Items from an interface collection
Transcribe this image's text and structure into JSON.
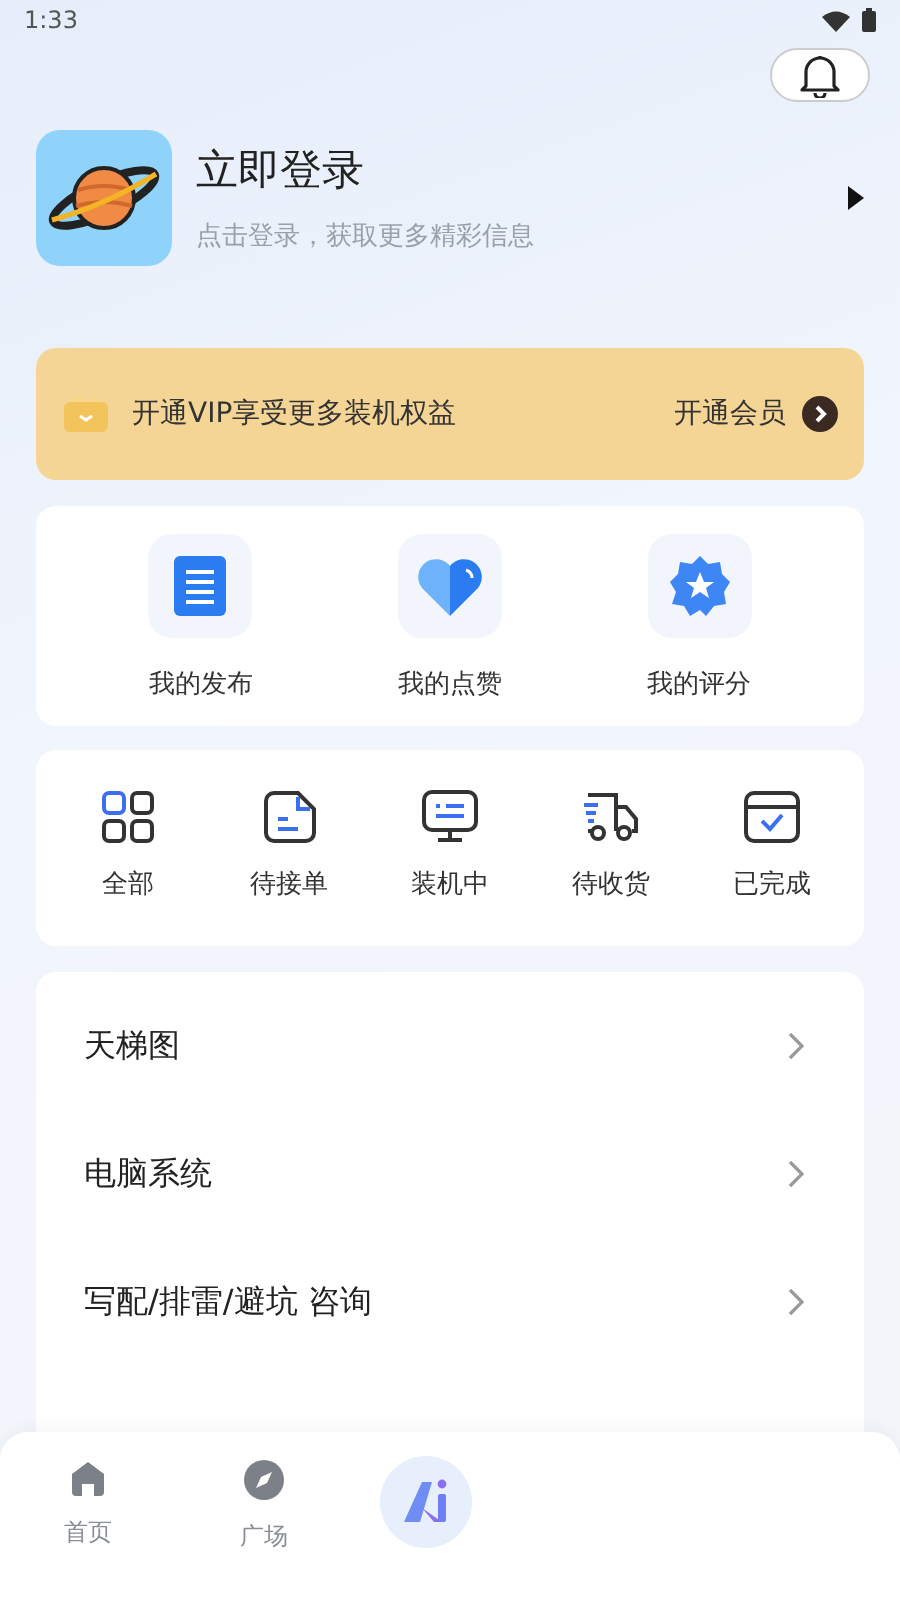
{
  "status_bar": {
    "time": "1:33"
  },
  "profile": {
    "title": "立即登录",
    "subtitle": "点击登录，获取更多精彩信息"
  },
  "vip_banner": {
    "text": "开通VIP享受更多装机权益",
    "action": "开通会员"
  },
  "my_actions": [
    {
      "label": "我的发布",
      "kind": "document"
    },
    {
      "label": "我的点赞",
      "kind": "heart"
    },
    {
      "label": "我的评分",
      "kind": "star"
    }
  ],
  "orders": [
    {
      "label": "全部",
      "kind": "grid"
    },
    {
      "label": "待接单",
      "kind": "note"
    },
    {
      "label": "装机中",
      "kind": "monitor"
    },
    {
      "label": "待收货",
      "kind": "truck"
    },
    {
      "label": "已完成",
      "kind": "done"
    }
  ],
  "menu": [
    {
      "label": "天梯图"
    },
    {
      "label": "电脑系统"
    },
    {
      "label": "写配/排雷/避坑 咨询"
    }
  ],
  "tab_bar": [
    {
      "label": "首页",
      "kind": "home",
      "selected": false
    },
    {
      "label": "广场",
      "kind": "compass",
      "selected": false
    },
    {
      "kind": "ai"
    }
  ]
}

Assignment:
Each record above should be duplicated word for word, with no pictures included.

Answer box:
Transcribe this image's text and structure into JSON.
{
  "status_bar": {
    "time": "1:33"
  },
  "profile": {
    "title": "立即登录",
    "subtitle": "点击登录，获取更多精彩信息"
  },
  "vip_banner": {
    "text": "开通VIP享受更多装机权益",
    "action": "开通会员"
  },
  "my_actions": [
    {
      "label": "我的发布",
      "kind": "document"
    },
    {
      "label": "我的点赞",
      "kind": "heart"
    },
    {
      "label": "我的评分",
      "kind": "star"
    }
  ],
  "orders": [
    {
      "label": "全部",
      "kind": "grid"
    },
    {
      "label": "待接单",
      "kind": "note"
    },
    {
      "label": "装机中",
      "kind": "monitor"
    },
    {
      "label": "待收货",
      "kind": "truck"
    },
    {
      "label": "已完成",
      "kind": "done"
    }
  ],
  "menu": [
    {
      "label": "天梯图"
    },
    {
      "label": "电脑系统"
    },
    {
      "label": "写配/排雷/避坑 咨询"
    }
  ],
  "tab_bar": [
    {
      "label": "首页",
      "kind": "home",
      "selected": false
    },
    {
      "label": "广场",
      "kind": "compass",
      "selected": false
    },
    {
      "kind": "ai"
    }
  ]
}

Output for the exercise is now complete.